The Church’s initial trusteeship of the cemetery was formalised when it was granted in trust to the now long deceased, Joseph Dangar Single, Edwin Wilshire, William Landers, William Greenhalgh and Robert Hartley in 1883. It is now apparent that Penrith City Council’s responsibility commenced when the Local Government (Control of Cemeteries) Amendment Act of 1966 was enacted and cemeteries (with some exceptions) were placed under the trusteeship of local councils. A public cemetery being defined as

“Public cemetery means Crown land or other land of the Crown reserved, dedicated or acquired for the interment of the dead but does not include any such land reserved, dedicated or acquired for exclusive use by a particular religious denomination unless it adjoins or is adjacent to Crown land or other land of the Crown reserved, dedicated or acquired for use by another religious denomination, or by the public generally, for the interment of the dead.” {Local Government (Control of Cemeteries) Amendment Act 1966, Division 2, 452B(2)}

Consequently Castlereagh Anglican Cemetery devolved to Penrith City Council because it was considered a portion of a larger general cemetery.
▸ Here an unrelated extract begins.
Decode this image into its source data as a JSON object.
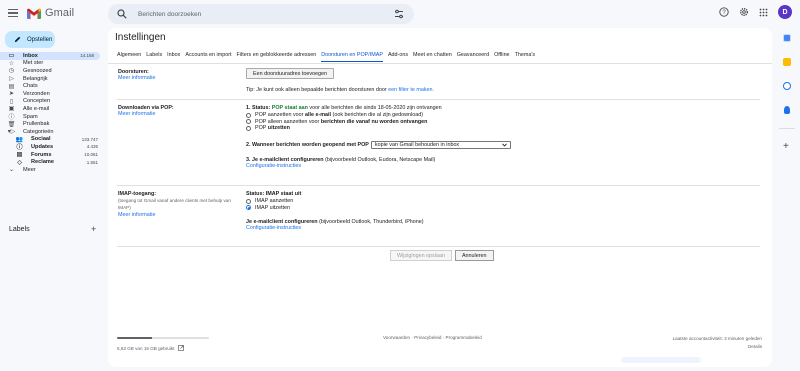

Lot 245 which adjoins the cemetery (Lot 281) was set aside for cemetery purposes in 1903. Council applied for and was granted trusteeship of Lot 245 in 1995.


For many years the cemetery has been subjected to vandalism. Because of its isolation and accessibility, the cemetery was also visited at night. The vandalism and night visitation has had considerable impact on the local community and the amenity of the cemetery. To protect the site, a security fence has been built around the perimeter of the cemetery. Access to the cemetery is still available during the day.

An interpretive sign indicating the uniqueness and significance of the cemetery is situated near the entrance gate.

Future Plans

A conservation strategy is being prepared that takes into consideration the nature of site, indigenous plant life and the existing monuments. Heritage grants will be actively pursued to ensure the conservation and restoration of the endangered and fragile monuments in the cemetery.

For more historical information

Please visit Penrith City Council’s Local Studies Library, 601 High Street, Penrith, open 2-5 pm or phone (02)4732 7899.

For other information

Please phone Penrith City Council’s Cemeteries Office, (02)4732 7640.


Dr Siobhan Lavelle, Heritage NSW, Winter 2010, Vol 18, No 1
Australian Dictionary of Biography – Online Edition, Henry Fulton (1761-1840)
Siobhan Lavelle, Don Godden and Associates Pty Ltd, Penrith Cemeteries, (1989)
Siobhan Lavelle, Archaeological Monitoring MacHenry Vault, Castlereagh Cemetery, (1994)
Robert Murray, Kate White, Dharug & Dungaree, The History of Penrith and St Marys to 1860 (1988)
Lake Macquarie Family History Society, St Matthews Church of England, Windsor NSW Parish Registers 1810 to 1856, Vol 1